"I was one of those in the community who was a have not," Salvation Army Major Erma Camuti said.

She remembers as a child not being as fortunate and living in poverty.

"I remember I would wait until there was none of my classmates around before going in and getting my free meal ticket," she said.

This is when she said she wanted to be out of poverty.

"I promised myself that I would do everything in my power to keep from being the third generation person on the welfare system," she said.

Now she is helping to get other people out of poverty. The Salvation Army unveiled its Pathway for Hope program in York Thursday. The program is aimed at helping people out of poverty. It is an assistance program that is being used in other parts of the country and is now coming to York, Lancaster, Harrisburg, Carlisle, and Reading.

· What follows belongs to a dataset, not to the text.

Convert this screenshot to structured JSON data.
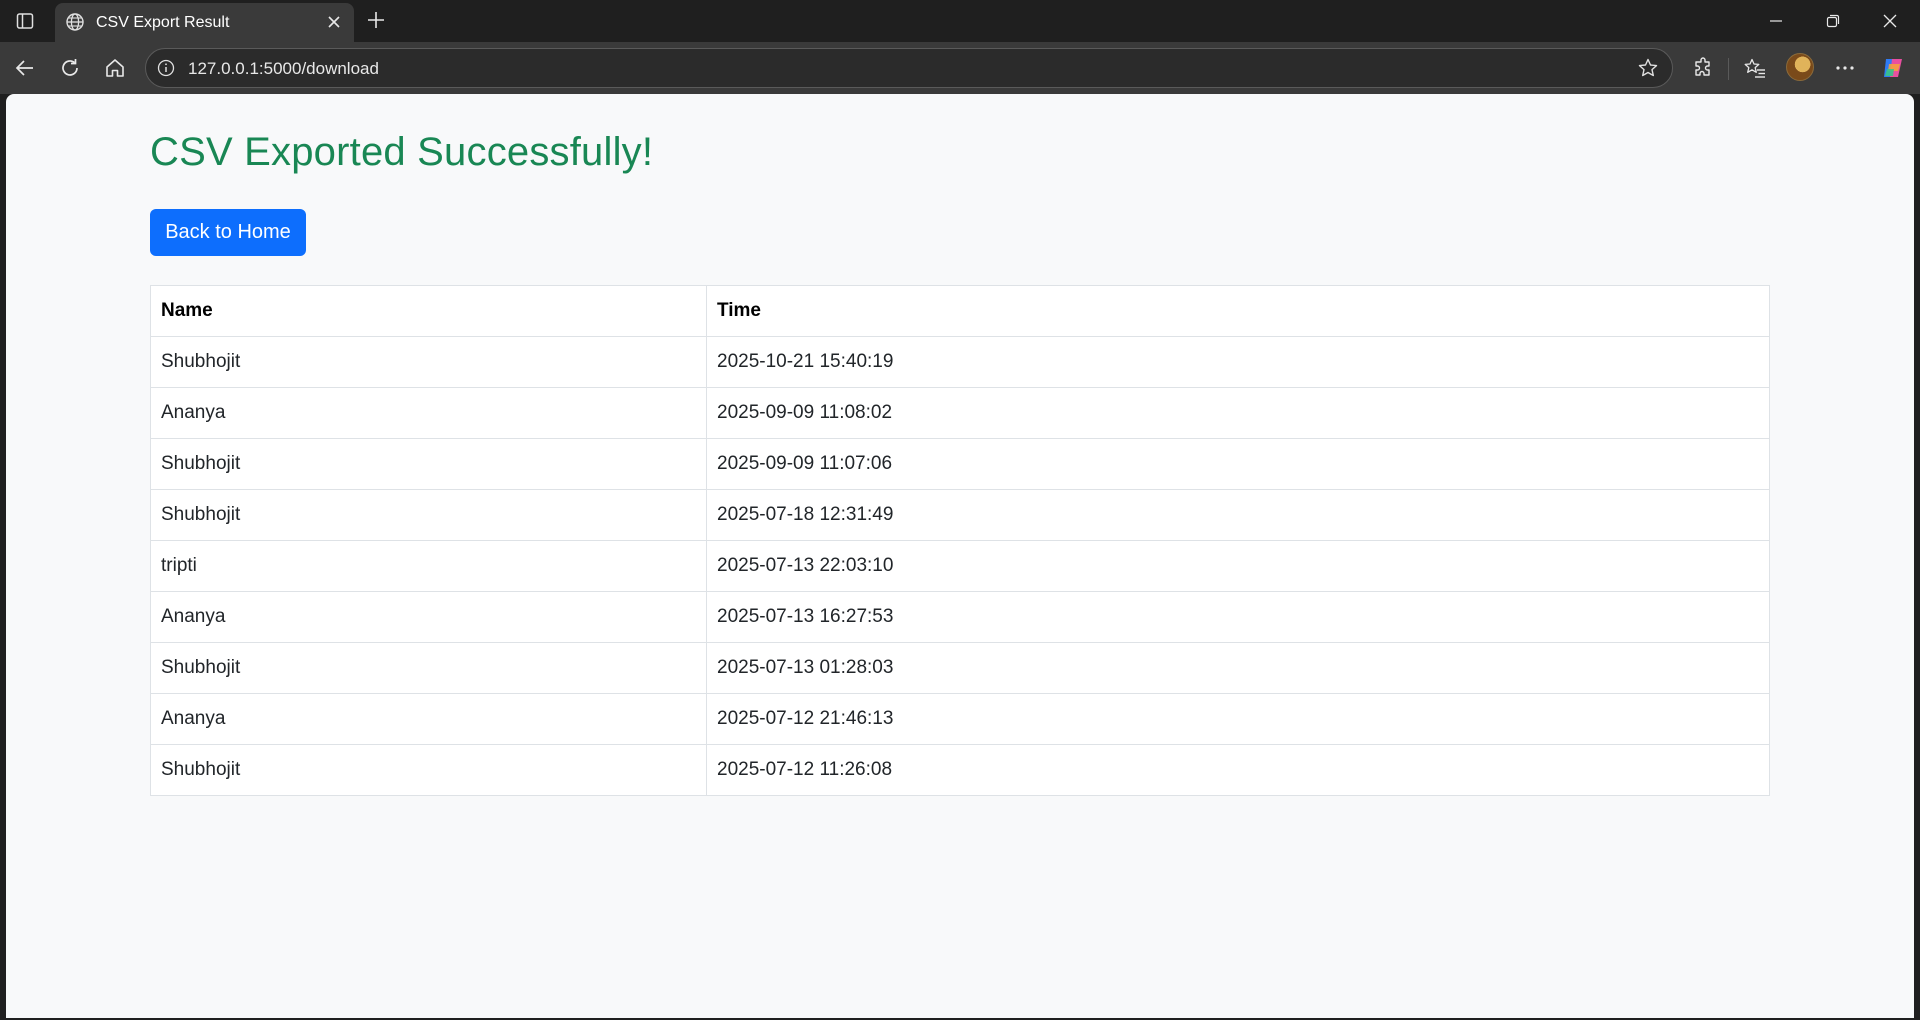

"They need to have the desire to rise above the poverty level to get themselves to the point of being self sufficient," Major Camuti said.

Salvation Army case manager will work with the people in support socially and spiritually. They will also work with connecting them with services for jobs, health, housing, childcare, educational, and legal services. The program runs for at least six months and up to two years.

"You work with the entire family, not just the parents," case worker Migdalia Inoa said. "It's geared toward the entire family."

The idea is to break the cycle of poverty. According to the Salvation Army, children who are raised in poverty for more than half their childhood are 32 times more likely to be in poverty as an adult.

"I want to encourage the children's hearts that they don't have to be in that same rut. They can rise above it by helping the parents and encouraging the parents to come out of that poverty into self sufficiency," Major Camuti.

Right now there is one family in York enrolled in the program. They are looking for about 10 to join for the year.